Problem to work on — State how many lines in the entries below contain "CEID". Write nothing but the number.

Source records —
- - - -

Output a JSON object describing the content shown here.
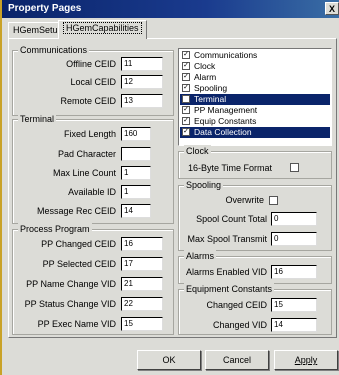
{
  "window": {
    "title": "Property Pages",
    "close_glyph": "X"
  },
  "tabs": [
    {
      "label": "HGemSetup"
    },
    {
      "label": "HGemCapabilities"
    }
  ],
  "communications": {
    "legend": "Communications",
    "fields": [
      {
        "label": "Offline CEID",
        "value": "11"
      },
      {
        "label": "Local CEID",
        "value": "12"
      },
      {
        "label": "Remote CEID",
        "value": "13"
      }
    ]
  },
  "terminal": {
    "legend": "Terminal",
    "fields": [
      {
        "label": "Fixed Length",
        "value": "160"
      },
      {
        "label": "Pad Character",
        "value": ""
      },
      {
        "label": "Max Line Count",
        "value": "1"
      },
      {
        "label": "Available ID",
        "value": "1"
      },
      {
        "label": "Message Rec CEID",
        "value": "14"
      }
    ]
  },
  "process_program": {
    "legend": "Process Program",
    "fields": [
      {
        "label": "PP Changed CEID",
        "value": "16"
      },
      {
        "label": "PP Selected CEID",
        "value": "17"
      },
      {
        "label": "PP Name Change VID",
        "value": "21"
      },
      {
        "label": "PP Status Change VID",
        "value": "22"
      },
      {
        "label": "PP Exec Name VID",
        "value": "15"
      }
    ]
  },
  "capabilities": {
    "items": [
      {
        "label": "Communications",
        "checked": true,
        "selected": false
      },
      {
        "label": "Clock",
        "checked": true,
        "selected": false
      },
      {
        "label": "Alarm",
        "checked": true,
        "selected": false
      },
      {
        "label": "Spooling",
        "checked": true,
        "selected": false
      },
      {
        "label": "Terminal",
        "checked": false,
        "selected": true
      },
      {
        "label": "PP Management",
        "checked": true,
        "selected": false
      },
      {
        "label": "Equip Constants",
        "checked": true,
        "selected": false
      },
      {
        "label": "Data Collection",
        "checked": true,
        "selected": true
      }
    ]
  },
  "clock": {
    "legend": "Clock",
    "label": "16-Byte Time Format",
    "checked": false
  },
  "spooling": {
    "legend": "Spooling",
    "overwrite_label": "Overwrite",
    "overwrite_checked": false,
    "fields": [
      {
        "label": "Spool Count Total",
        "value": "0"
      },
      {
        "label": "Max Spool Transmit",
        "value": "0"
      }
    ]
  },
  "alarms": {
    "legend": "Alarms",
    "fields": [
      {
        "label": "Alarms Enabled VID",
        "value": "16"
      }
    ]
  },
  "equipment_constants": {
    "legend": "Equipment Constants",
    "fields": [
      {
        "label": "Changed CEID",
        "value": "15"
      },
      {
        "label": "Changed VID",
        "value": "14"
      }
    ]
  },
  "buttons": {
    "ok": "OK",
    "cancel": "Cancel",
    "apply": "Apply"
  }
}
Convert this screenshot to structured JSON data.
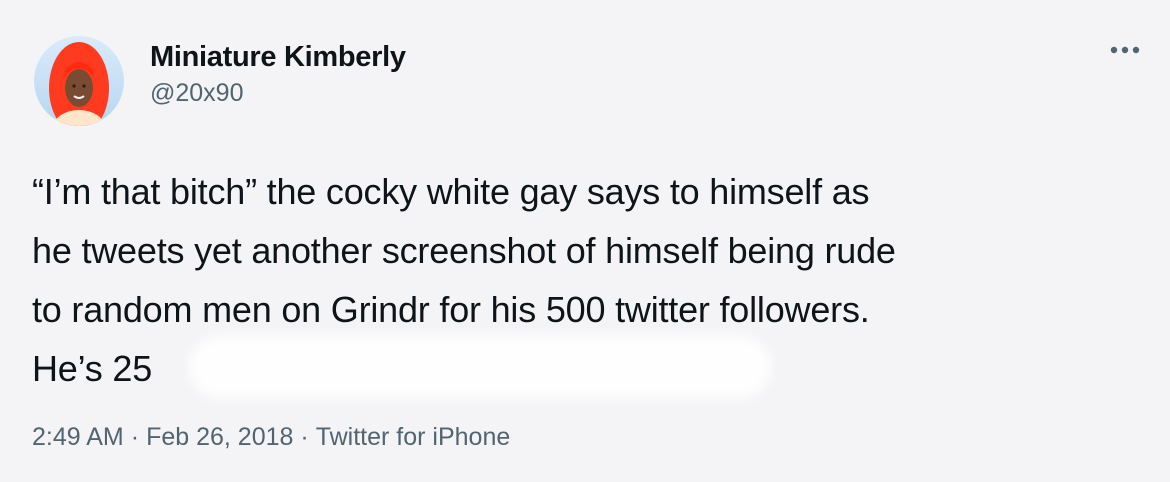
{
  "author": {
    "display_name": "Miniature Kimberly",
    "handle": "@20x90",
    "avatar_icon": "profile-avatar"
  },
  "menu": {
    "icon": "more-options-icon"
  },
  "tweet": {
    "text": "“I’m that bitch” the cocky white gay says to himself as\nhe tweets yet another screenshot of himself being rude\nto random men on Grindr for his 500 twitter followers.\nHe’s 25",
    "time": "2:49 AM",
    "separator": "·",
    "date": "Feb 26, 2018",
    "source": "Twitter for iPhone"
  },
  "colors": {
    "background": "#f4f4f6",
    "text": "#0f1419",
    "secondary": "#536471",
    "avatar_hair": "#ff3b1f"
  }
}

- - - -

Your solution — 7